During chlorophyll extraction, a scientist must weaken the cell walls of a green leaf or plant, and then draw the chlorophyll out. Chlorophyll is housed inside each and every cell in green leaves, making it possible for plants to perform photosynthesis. As a liquid, chlorophyll will spill out of the leaves when treated with heat and placed in certain chemicals. This process generally destroys the leaves, so only a few leaves from any living plant should be used, in order to preserve the entire specimen.
Very green leaves typically respond better to chlorophyll extraction than pale green leaves. Spinach, kale, escarole, and any dark green leaves from trees generally work well. Pale lettuces and fuzzy lamb’s ear don’t usually work as well. The leaves should also be soft. Hard evergreen leaves, like holly leaves or pine needles, don’t usually break down enough to release their chlorophyll. Evergreens have developed many mechanisms for holding onto their resources and don’t generally give them up easily.
When performing chlorophyll extraction, the leaves must be heated and wilted. This may be done in one of two ways. The scientist may steam the leaves by placing them in a sieve over boiling water, or simply immerse them in the water. Steaming wilts and breaks down the leaves without turning them to mush. Some argue that this allows observers to see the extraction more clearly. Those using either cooking method should remove the leaves from heat when they’re very wilted, soft, and pliable.
The next step in chlorophyll extraction involves suspending the leaves in some kind of glass container. Empty baby food jars work well, as do clear glass drinking glasses. The container used for this experiment should not generally be used for food after the extraction is complete.
The scientist then usually bundles the stems of the wilted leaves together and gently knots them with cotton cord. When tied to the center of a pencil, the cord should allow the leaves to dangle in the glass container without touching bottom or the sides. Though this step isn’t necessary, it allows the scientist to remove the leaves from the container to show any color changes that take place after the chlorophyll has been removed.

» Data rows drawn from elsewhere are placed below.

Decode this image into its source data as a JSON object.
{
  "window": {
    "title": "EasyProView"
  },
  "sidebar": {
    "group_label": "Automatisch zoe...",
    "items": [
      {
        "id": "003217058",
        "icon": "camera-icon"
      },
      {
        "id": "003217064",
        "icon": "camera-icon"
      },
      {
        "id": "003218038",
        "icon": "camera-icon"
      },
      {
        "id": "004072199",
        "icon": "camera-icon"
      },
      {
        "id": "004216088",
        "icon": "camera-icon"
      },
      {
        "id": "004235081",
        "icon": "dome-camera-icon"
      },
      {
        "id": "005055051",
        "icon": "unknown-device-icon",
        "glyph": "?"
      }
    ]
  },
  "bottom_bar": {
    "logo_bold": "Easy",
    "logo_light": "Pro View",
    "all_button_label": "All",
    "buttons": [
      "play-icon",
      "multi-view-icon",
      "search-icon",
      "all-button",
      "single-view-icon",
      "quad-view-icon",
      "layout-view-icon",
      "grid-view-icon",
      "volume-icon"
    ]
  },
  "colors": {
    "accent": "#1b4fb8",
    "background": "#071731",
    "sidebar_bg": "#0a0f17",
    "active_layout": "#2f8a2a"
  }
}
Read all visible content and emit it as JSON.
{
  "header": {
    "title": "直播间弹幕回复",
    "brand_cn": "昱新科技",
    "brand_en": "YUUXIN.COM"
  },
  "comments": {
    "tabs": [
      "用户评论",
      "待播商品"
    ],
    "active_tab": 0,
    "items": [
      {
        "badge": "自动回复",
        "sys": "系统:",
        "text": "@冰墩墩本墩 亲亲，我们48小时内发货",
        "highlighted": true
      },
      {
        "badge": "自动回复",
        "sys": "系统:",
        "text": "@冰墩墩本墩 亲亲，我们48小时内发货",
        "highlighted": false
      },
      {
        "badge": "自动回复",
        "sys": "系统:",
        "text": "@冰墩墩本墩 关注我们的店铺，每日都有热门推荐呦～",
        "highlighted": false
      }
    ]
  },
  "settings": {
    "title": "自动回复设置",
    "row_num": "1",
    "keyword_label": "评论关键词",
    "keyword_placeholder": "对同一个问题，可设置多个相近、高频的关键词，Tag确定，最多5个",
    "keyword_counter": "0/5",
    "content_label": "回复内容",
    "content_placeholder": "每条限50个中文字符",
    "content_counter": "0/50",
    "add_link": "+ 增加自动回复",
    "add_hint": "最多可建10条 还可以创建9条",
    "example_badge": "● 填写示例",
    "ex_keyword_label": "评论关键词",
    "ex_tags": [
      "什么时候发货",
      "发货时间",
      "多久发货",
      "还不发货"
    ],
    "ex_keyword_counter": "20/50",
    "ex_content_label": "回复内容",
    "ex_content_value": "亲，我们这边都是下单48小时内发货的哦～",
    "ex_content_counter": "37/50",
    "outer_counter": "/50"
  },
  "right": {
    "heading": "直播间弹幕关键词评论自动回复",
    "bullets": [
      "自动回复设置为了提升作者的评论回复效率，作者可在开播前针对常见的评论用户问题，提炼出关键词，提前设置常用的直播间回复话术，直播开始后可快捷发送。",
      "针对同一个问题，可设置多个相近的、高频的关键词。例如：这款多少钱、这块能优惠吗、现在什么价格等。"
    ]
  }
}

Rubbing alcohol is the typical liquid of choice during chlorophyll extraction. It draws the chlorophyll out of the leaves and into the liquid. The scientist should simply fill the container to the brim with rubbing alcohol and let the assembly rest for about 20 minutes. The liquid should turn green. When the scientist lifts the leaves out of the liquid, they should be brown because there is no more chlorophyll in them.